dispersion in practice is still the Van Deemter equation. This is particularly true for columns operated around the mobile phase optimum velocity where the maximum column efficiency is obtained.
The purpose of the Rate Theory is to aid in the understanding of the processes that cause dispersion in a chromatographic column and to identify those factors that control it. Such an understanding will allow the best column to be designed to effect a given separation in the most efficient way. However, before discussing the Rate Theory some basic concepts must be introduced and illustrated.
The Summation of Variances
The width of the band of an eluted solute relative to its proximity to its nearest neighbor determines whether two solutes are resolved or not. The ultimate band width as sensed by the detector is the results of a number of individual dispersion processes taking place in the chromatographic system, some of which take place in the column itself and some in the sample valve, connecting tubes and detector. In order to determine the ultimate dispersion of the solute band it is necessary to be able to calculate the final peak variance. This is achieved by taking into account all the individual dispersion processes that take place in a chromatographic system. It is not possible to sum the band widths resulting from each individual dispersion process to obtain the final band width, but it is possible to sum all the respective variances. However, the summation of all the variances resulting from each process is only possible if each process is non-interacting and random in nature. That is to say, the extent to which one dispersion process progresses is independent of the development and progress of any other dispersion process.
Thus, assuming there are (n) non-interacting, random dispersive processes occurring in the chromatographic system, then any process (p) acting alone
will produce a Gaussian curve having a variance î2,
9 9 9 9 9
Hence, î, +o ^................î ^= a
where, î2 is the variance of the solute band as sensed by the detector.
The above equation is the algebraic enunciation of the principle of the summation of variances and is fundamentally important.

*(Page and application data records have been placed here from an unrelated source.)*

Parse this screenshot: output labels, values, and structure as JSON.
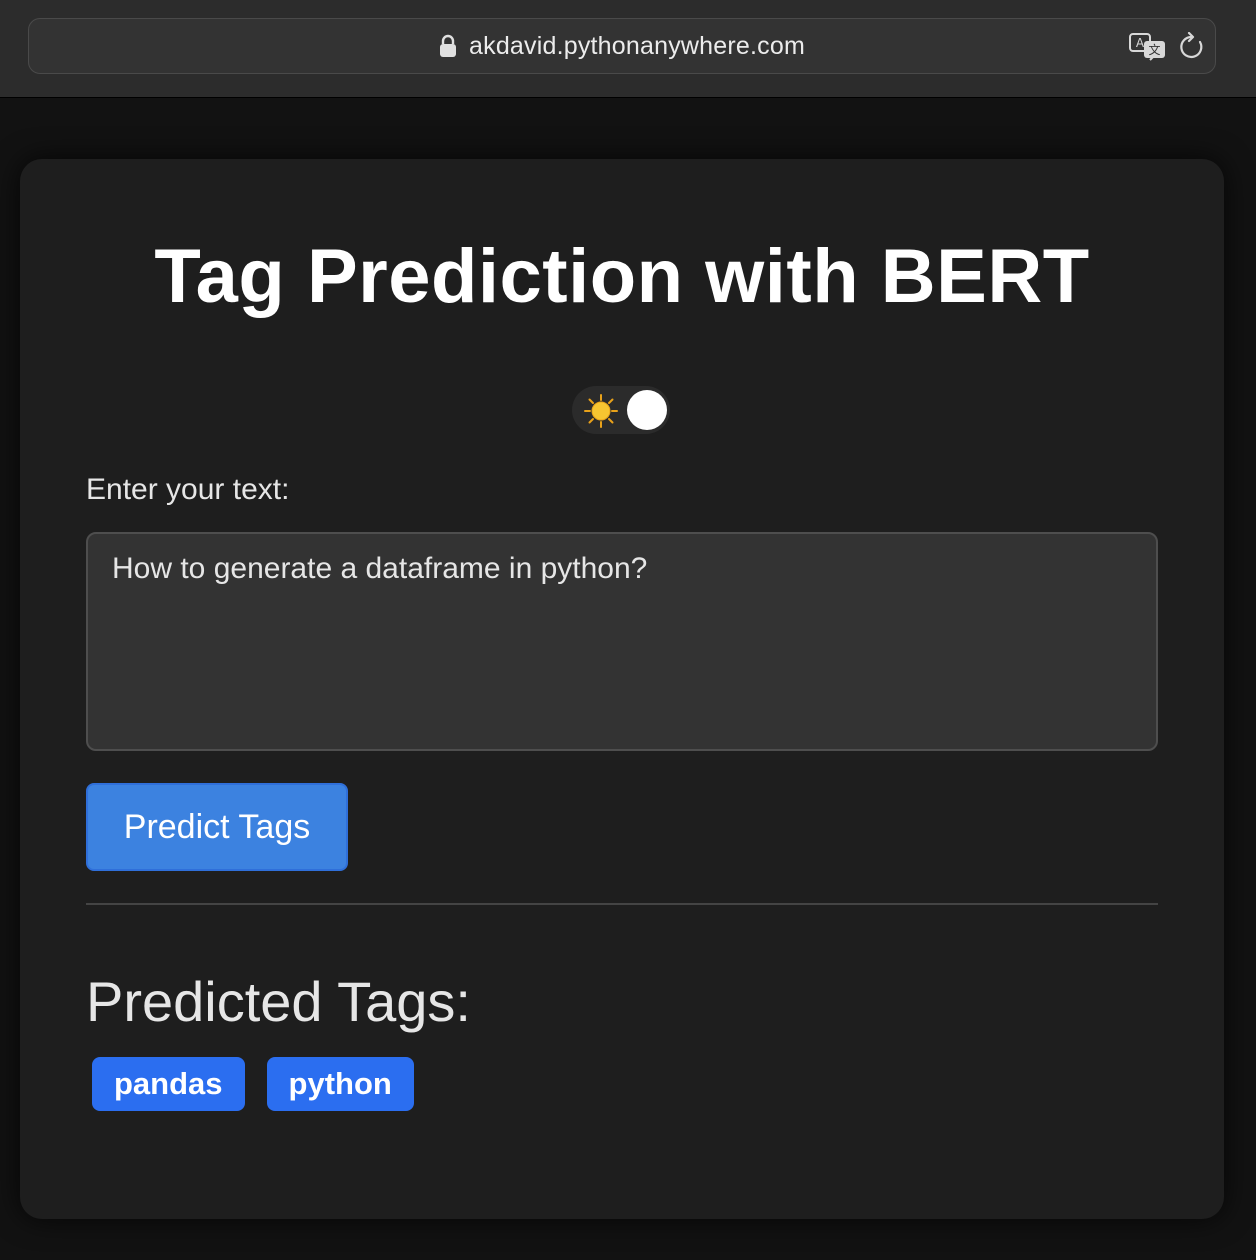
{
  "browser": {
    "url": "akdavid.pythonanywhere.com",
    "icons": {
      "lock": "lock-icon",
      "translate": "translate-icon",
      "reload": "reload-icon"
    }
  },
  "page": {
    "title": "Tag Prediction with BERT",
    "theme_toggle": {
      "icon": "sun-icon",
      "state": "dark"
    },
    "input": {
      "label": "Enter your text:",
      "value": "How to generate a dataframe in python?"
    },
    "predict_button_label": "Predict Tags",
    "results": {
      "heading": "Predicted Tags:",
      "tags": [
        "pandas",
        "python"
      ]
    }
  },
  "colors": {
    "background": "#121212",
    "card": "#1e1e1e",
    "button": "#3c82e0",
    "tag": "#2b6ef0",
    "text": "#e6e6e6"
  }
}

If the individual dispersion processes that are taking place in a column can be identified, and the variance that results from each dispersion determined, then the variance of the final band can be calculated from the sum of all the
individual variances. This is how the Rate Theory provides an equation for the final variance of the peak leaving the column. As an example the principle of the summation of variances will be applied to extra column dispersion
Extra Column Dispersion
Extra column dispersion is that contribution to the total band dispersion that arises from spreading processes taking place outside the column. There are five major sources of extra column dispersion and these are as follows:-
1/ Dispersion resulting from the sample having a finite volume which can be considered to contribute a variance,(0^)
2/ Dispersion occurring in the channels of the sample valve itself which can be considered to contribute a variance,(o^)
3/ Dispersion occurring in the sample valve/column and column/detector connections.These can be considered to contribute a variance, (ot2)
4/ Dispersion occurring in the detector cell, or in the sensing volume of the detector, which can be considered to contribute a variance, (o^)
5/ Finally, there will be dispersion resulting from the response time of the electronic system and sensor of the detector contributing a variance, (oR)
Thus, summing all the variances,
2 2 2 2 2 2 oE=os+ov+ot+oD+oR
Where (o^) is the the variance of the eluted peak.
It follows that the allocation of all the permitted extra column dispersion to sample volume dispersion, as defined by Klinkenberg (4) and suggested on page (54), is not permissible . Other sources of dispersion must be taken into account and take a share of the permitted 10% increase in column variance.